ITV picks up Oscars broadcast rights for UK as Sky backs away

The UK network has made a ‘multi-year’ deal with Disney to screen the annual awards, as Sky ends its 20-year connection

We so rarely cover broadcast news (as opposed to news broadcasts) on Media Voices, which is a shame as it remains so influential. So it’s interesting to see ITV having picked up the rights to the Oscars — especially since viewer interest in the televised ceremony has been waning. And rightly so. Still, got to be good for attracting a few eyeballs, eh?

If anyone fancies enlightening Peter about why you watch (or don’t watch) broadcast news any more, our new community forum currently has a thread discussing just that.


Google accused of rigging market to secure dominant search monopoly in biggest US antitrust trial for years

The historic legal battle against federal government lawyers – which comes just a week after Google’s 25th birthday – is set to be the biggest in almost two decades.

I don’t think anyone can credibly argue that Google isn’t extremely, extremely powerful. I watched an entire (very good) parody anime where it was effectively a galactic superpower, even. By the same token it would be great to see checks and balances on that power — but it will take a long time before we see any meaningful ramifications from this for the media industry.


The Barclay family, the banks and the billion-pound debt

How a decade-long effort to restructure loans extended to the reclusive businessmen’s empire culminated in Lloyds Banking Group seizing control of a national newspaper
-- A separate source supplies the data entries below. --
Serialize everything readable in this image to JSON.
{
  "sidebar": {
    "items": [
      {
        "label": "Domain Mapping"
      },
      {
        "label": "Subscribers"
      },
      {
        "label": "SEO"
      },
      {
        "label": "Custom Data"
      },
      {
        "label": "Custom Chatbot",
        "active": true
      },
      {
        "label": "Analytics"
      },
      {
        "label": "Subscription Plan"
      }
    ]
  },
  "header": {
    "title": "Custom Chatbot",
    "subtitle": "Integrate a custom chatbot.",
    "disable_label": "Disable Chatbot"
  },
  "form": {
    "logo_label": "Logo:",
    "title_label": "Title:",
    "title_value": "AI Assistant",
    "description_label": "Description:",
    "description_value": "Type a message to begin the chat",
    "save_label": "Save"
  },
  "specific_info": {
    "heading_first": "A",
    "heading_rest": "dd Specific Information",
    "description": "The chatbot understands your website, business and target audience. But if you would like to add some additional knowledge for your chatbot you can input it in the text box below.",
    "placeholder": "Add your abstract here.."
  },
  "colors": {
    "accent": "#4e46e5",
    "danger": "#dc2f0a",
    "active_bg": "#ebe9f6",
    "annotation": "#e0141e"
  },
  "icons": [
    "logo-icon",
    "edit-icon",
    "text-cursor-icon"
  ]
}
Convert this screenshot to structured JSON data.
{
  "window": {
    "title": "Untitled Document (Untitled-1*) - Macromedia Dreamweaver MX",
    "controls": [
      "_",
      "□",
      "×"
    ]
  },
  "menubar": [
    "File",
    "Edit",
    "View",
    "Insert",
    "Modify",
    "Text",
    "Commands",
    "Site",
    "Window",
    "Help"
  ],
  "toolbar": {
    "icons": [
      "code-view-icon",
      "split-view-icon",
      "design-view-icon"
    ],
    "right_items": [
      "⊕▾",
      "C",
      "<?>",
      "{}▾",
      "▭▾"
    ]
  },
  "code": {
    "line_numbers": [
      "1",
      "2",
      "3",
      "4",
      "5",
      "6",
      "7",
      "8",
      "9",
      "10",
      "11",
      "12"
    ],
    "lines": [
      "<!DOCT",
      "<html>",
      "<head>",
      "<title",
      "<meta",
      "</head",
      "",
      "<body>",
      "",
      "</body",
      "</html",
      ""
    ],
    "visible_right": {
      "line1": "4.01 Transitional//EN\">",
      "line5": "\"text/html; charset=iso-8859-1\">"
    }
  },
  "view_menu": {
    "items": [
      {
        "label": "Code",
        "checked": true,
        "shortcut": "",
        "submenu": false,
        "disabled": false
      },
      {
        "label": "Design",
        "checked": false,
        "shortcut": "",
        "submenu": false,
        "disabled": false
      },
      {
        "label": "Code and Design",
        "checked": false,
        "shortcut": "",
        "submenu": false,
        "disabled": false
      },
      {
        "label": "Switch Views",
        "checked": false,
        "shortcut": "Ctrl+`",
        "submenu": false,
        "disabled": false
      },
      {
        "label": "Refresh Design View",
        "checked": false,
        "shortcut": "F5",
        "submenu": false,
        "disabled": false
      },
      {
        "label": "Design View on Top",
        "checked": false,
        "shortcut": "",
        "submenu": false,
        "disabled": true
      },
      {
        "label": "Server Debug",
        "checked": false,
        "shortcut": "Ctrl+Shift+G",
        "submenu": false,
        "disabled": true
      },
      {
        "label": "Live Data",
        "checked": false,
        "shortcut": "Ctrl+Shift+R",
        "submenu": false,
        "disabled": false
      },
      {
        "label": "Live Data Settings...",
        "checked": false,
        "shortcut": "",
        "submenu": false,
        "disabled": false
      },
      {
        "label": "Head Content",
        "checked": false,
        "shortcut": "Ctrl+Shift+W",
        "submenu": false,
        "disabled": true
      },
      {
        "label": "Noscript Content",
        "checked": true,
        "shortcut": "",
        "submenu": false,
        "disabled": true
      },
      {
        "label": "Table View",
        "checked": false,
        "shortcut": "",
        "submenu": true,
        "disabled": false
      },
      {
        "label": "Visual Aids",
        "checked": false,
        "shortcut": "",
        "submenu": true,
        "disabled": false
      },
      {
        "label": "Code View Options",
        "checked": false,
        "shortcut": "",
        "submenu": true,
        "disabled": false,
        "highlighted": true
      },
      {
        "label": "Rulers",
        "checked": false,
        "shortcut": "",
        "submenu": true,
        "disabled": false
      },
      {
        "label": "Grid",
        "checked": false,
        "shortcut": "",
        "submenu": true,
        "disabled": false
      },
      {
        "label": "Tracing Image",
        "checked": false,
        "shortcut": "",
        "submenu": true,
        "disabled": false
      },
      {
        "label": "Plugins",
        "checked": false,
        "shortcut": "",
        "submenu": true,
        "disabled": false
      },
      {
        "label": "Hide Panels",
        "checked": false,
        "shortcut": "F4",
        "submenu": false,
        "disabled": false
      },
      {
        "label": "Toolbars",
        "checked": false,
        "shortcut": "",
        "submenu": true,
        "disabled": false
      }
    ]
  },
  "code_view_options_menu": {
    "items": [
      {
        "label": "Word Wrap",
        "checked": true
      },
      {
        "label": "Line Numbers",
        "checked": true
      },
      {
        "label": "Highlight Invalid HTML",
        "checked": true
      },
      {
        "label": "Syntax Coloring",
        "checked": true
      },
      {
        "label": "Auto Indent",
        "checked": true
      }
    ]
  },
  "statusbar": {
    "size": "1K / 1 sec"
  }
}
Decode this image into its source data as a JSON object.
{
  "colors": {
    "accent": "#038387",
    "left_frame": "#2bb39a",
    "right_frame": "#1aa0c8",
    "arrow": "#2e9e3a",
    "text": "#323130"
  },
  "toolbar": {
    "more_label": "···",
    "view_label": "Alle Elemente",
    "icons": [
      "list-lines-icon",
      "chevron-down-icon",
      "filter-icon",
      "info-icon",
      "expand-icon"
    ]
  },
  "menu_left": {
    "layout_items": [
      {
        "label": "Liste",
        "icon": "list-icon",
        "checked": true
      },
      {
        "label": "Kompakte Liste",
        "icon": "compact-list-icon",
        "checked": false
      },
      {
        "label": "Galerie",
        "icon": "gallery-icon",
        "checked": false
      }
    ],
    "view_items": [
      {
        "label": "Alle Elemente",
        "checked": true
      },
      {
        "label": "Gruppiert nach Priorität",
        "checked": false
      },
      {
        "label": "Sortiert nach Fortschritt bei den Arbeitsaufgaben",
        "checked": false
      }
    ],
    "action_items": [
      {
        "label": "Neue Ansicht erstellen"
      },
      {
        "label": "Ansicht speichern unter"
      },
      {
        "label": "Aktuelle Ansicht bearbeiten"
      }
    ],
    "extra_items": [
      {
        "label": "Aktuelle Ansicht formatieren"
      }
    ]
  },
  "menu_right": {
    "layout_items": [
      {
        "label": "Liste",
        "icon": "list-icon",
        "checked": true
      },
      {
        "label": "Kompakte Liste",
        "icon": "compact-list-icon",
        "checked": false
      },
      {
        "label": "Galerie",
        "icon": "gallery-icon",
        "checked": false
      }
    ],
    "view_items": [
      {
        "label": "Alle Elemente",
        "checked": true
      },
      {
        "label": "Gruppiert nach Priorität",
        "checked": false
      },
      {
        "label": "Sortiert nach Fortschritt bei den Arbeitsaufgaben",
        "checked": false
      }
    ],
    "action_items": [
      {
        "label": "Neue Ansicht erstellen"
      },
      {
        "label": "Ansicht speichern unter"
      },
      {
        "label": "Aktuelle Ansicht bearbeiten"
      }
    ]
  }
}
Excellent long read here from the FT about the financial circumstances that led to the Barclays losing control of the Telegraph. Some wonderful insight into how reticent Lloyds was to call in debt that happened to include the most Tory-adjacent newspaper. But there’s a real sting in the final paragraph, which points out that the Barclays’ dreams and legacy have crumbled before their very eyes.

More from Media Voices


Mx3 and Media Voices join forces to launch new AI event for publishers

Media Makers Meet (Mx3) and Media Voices are collaborating on a new event focused on developments and opportunities in AI for publishers and media leaders.


Why we’ve launched a media community forum

We’re excited to introduce the Media Voices community: a place for professionals in media and publishing to come together.


An ‘online attention recession’? Let’s be blunt about Reach’s sites

Reach may produce some good journalism, but its push for pageviews at all costs and a garbage web experience are causing it immeasurable long-term harm.

Similar Posts

Leave a Reply

Your email address will not be published. Required fields are marked *